Kirill Tereshin, the man dubbed the 'Russian Popeye' because of his artificially pumped-up arms has undergone surgery to remove lumps of hardened jelly and is lamenting his 'stupidity' at injecting himself in the first place.
Tereshin, 24, injected petroleum jelly into his arms to give himself cartoonish, gigantic 'muscles'.
But he's now paying the price for his actions and has to once again go under the knife or risk losing the use of his arms. This time, surgeons have carried out operations on his triceps to try and clear out the mess.
Kirill, from Russia, had his surgery delayed by almost a year due to the pandemic and still faces more operations to extract the jelly and 'dead muscle' from inside his arms.
He said: "I'm only 24, and my immune system is so far coping with this inflammation, but I really do not know what will happen next.
"That is why I started the surgeries to get rid of this nightmare."
He added: "I bulked up my arms when I was 20 due to my own stupidity. I did not think about the consequences."
Surgeon Dmitry Melnikov gave Kirill the shocking warning that he was at risk of dying if he didn't remove the petroleum jelly from inside his arms.
Kirill explained: "I am very lucky that there are doctors who took me on.
"The hardest surgery will be on my biceps... the nerve responsible for the arms' sensitivity is inside.
"God forbid something happens to this nerve and I cannot move my arm.
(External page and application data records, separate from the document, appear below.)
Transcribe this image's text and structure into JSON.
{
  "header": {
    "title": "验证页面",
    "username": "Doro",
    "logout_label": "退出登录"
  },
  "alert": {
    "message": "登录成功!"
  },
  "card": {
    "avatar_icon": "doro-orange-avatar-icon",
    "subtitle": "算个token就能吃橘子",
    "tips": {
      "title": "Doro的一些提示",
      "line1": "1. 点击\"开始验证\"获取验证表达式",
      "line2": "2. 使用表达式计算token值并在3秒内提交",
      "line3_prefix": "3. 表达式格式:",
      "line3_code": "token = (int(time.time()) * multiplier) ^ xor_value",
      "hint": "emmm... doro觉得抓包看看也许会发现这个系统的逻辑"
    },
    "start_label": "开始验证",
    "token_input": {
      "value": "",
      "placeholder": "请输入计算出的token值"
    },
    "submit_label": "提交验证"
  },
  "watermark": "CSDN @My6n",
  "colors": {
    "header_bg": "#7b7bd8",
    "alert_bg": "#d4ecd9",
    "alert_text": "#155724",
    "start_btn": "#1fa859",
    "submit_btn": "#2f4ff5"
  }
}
"I really worry about this. I am very afraid.
"I should have thought about this earlier, I know. I blame myself, I know I'm guilty."
Speaking after carrying out Kirill's first surgery, Melnikov said: "Petroleum jelly saturates the muscles, under skin tissues and the skin itself.
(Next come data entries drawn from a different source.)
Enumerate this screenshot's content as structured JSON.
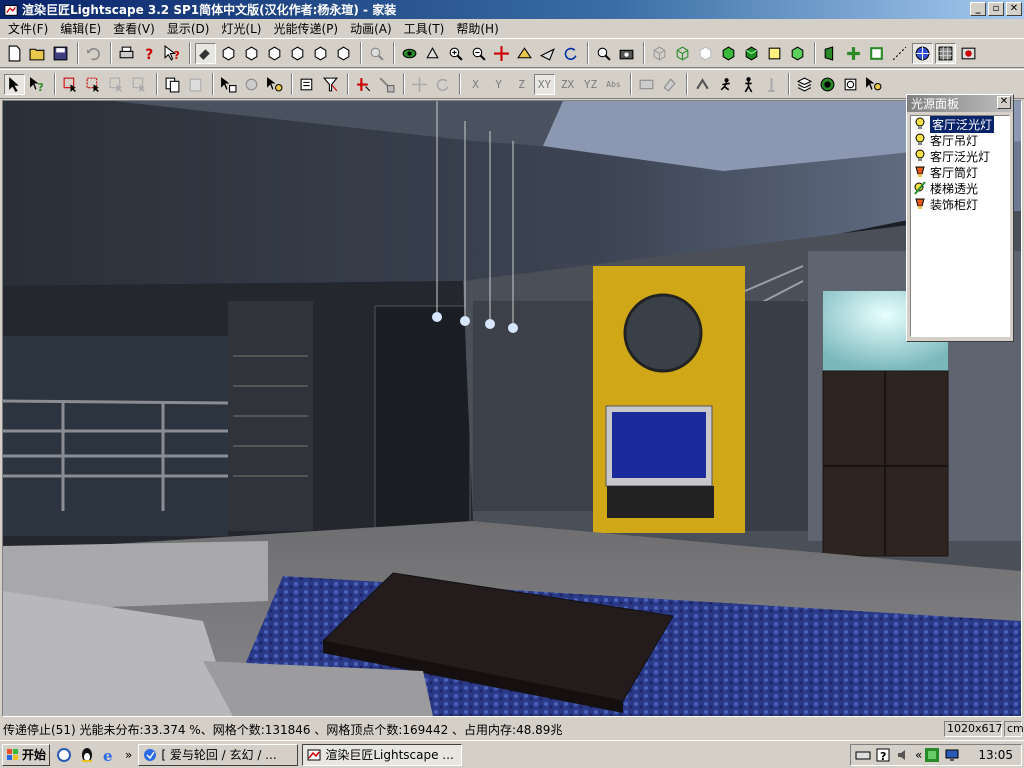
{
  "window": {
    "title": "渲染巨匠Lightscape 3.2 SP1简体中文版(汉化作者:杨永瑄) - 家装",
    "min_label": "_",
    "max_label": "▫",
    "close_label": "✕"
  },
  "menu": [
    {
      "label": "文件(F)"
    },
    {
      "label": "编辑(E)"
    },
    {
      "label": "查看(V)"
    },
    {
      "label": "显示(D)"
    },
    {
      "label": "灯光(L)"
    },
    {
      "label": "光能传递(P)"
    },
    {
      "label": "动画(A)"
    },
    {
      "label": "工具(T)"
    },
    {
      "label": "帮助(H)"
    }
  ],
  "toolbar2_axes": {
    "x": "X",
    "y": "Y",
    "z": "Z",
    "xy": "XY",
    "zx": "ZX",
    "yz": "YZ",
    "abs": "Abs"
  },
  "light_panel": {
    "title": "光源面板",
    "close_label": "✕",
    "items": [
      {
        "label": "客厅泛光灯",
        "icon": "bulb-icon",
        "selected": true
      },
      {
        "label": "客厅吊灯",
        "icon": "bulb-icon"
      },
      {
        "label": "客厅泛光灯",
        "icon": "bulb-icon"
      },
      {
        "label": "客厅筒灯",
        "icon": "spot-icon"
      },
      {
        "label": "楼梯透光",
        "icon": "linear-light-icon"
      },
      {
        "label": "装饰柜灯",
        "icon": "spot-icon"
      }
    ]
  },
  "status": {
    "text": "传递停止(51) 光能未分布:33.374 %、网格个数:131846 、网格顶点个数:169442 、占用内存:48.89兆",
    "resolution": "1020x617",
    "unit": "cm"
  },
  "taskbar": {
    "start_label": "开始",
    "more_label": "»",
    "tasks": [
      {
        "label": "[ 爱与轮回 / 玄幻 / ...",
        "active": false
      },
      {
        "label": "渲染巨匠Lightscape ...",
        "active": true
      }
    ],
    "clock": "13:05",
    "tray_more": "«"
  },
  "colors": {
    "title_bar": "#0a246a",
    "selection": "#0a246a",
    "wall_accent": "#d0a817",
    "tv_screen": "#1a2a9a"
  }
}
"All that has to be removed, but we need to keep the vein, nerves and other functions of the limb."
He added: "Petroleum jelly is not designed for injection, only external application.
"Kirill injected about three litres into each arm. It saturated the muscle tissues, blocked blood flow.
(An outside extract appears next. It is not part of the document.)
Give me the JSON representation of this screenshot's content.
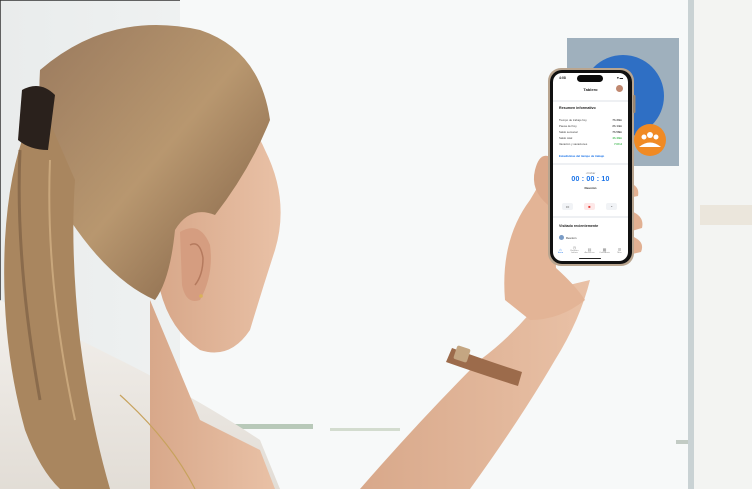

"As a result the tissue dies and gets replaced with a scar which is as tough as a tree, you can even knock on it and hear the usual sound. We have removed all this.
"He had high fever, strong pain, and weakness."
Kirill is set to hop back on the surgeon's table later this year to get the rest of the jelly taken out.